[Extracted records]
═══
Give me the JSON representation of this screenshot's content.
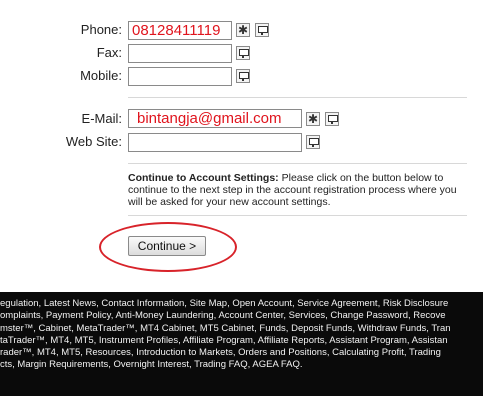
{
  "form": {
    "phone": {
      "label": "Phone:",
      "value": "08128411119"
    },
    "fax": {
      "label": "Fax:",
      "value": ""
    },
    "mobile": {
      "label": "Mobile:",
      "value": ""
    },
    "email": {
      "label": "E-Mail:",
      "value": "bintangja@gmail.com"
    },
    "website": {
      "label": "Web Site:",
      "value": ""
    },
    "required_glyph": "✱"
  },
  "note": {
    "heading": "Continue to Account Settings:",
    "text": " Please click on the button below to continue to the next step in the account registration process where you will be asked for your new account settings."
  },
  "continue_button": "Continue >",
  "footer_lines": [
    "egulation, Latest News, Contact Information, Site Map, Open Account, Service Agreement, Risk Disclosure",
    "omplaints, Payment Policy, Anti-Money Laundering, Account Center, Services, Change Password, Recove",
    "mster™, Cabinet, MetaTrader™, MT4 Cabinet, MT5 Cabinet, Funds, Deposit Funds, Withdraw Funds, Tran",
    "taTrader™, MT4, MT5, Instrument Profiles, Affiliate Program, Affiliate Reports, Assistant Program, Assistan",
    "rader™, MT4, MT5, Resources, Introduction to Markets, Orders and Positions, Calculating Profit, Trading",
    "cts, Margin Requirements, Overnight Interest, Trading FAQ, AGEA FAQ."
  ],
  "colors": {
    "annotation": "#d8232a",
    "input_text": "#e0141d",
    "footer_bg": "#0a0a0a"
  },
  "icons": {
    "required": "asterisk-icon",
    "public": "monitor-icon"
  }
}
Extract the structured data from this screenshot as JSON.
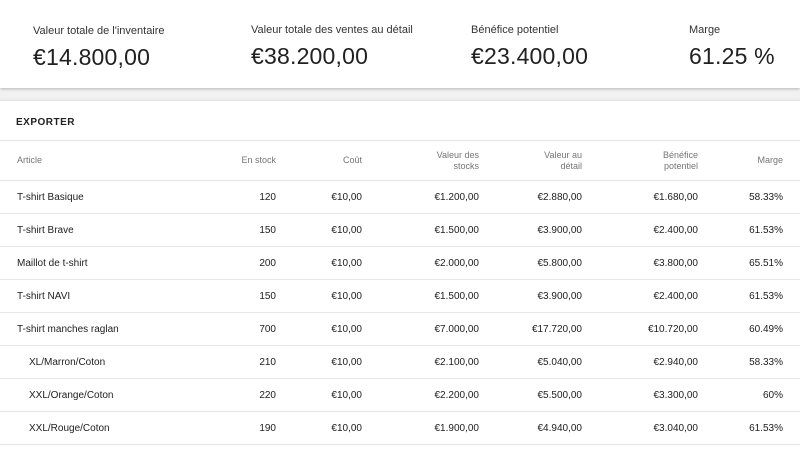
{
  "summary": [
    {
      "label": "Valeur totale de l'inventaire",
      "value": "€14.800,00"
    },
    {
      "label": "Valeur totale des ventes au détail",
      "value": "€38.200,00"
    },
    {
      "label": "Bénéfice potentiel",
      "value": "€23.400,00"
    },
    {
      "label": "Marge",
      "value": "61.25 %"
    }
  ],
  "export_label": "EXPORTER",
  "table": {
    "columns": [
      {
        "line1": "Article",
        "line2": ""
      },
      {
        "line1": "En stock",
        "line2": ""
      },
      {
        "line1": "Coût",
        "line2": ""
      },
      {
        "line1": "Valeur des",
        "line2": "stocks"
      },
      {
        "line1": "Valeur au",
        "line2": "détail"
      },
      {
        "line1": "Bénéfice",
        "line2": "potentiel"
      },
      {
        "line1": "Marge",
        "line2": ""
      }
    ],
    "rows": [
      {
        "article": "T-shirt Basique",
        "stock": "120",
        "cost": "€10,00",
        "stock_value": "€1.200,00",
        "retail_value": "€2.880,00",
        "profit": "€1.680,00",
        "margin": "58.33%"
      },
      {
        "article": "T-shirt Brave",
        "stock": "150",
        "cost": "€10,00",
        "stock_value": "€1.500,00",
        "retail_value": "€3.900,00",
        "profit": "€2.400,00",
        "margin": "61.53%"
      },
      {
        "article": "Maillot de t-shirt",
        "stock": "200",
        "cost": "€10,00",
        "stock_value": "€2.000,00",
        "retail_value": "€5.800,00",
        "profit": "€3.800,00",
        "margin": "65.51%"
      },
      {
        "article": "T-shirt NAVI",
        "stock": "150",
        "cost": "€10,00",
        "stock_value": "€1.500,00",
        "retail_value": "€3.900,00",
        "profit": "€2.400,00",
        "margin": "61.53%"
      },
      {
        "article": "T-shirt manches raglan",
        "stock": "700",
        "cost": "€10,00",
        "stock_value": "€7.000,00",
        "retail_value": "€17.720,00",
        "profit": "€10.720,00",
        "margin": "60.49%"
      },
      {
        "article": "XL/Marron/Coton",
        "stock": "210",
        "cost": "€10,00",
        "stock_value": "€2.100,00",
        "retail_value": "€5.040,00",
        "profit": "€2.940,00",
        "margin": "58.33%"
      },
      {
        "article": "XXL/Orange/Coton",
        "stock": "220",
        "cost": "€10,00",
        "stock_value": "€2.200,00",
        "retail_value": "€5.500,00",
        "profit": "€3.300,00",
        "margin": "60%"
      },
      {
        "article": "XXL/Rouge/Coton",
        "stock": "190",
        "cost": "€10,00",
        "stock_value": "€1.900,00",
        "retail_value": "€4.940,00",
        "profit": "€3.040,00",
        "margin": "61.53%"
      }
    ]
  }
}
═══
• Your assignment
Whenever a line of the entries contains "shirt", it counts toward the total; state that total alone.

• Solved problem
5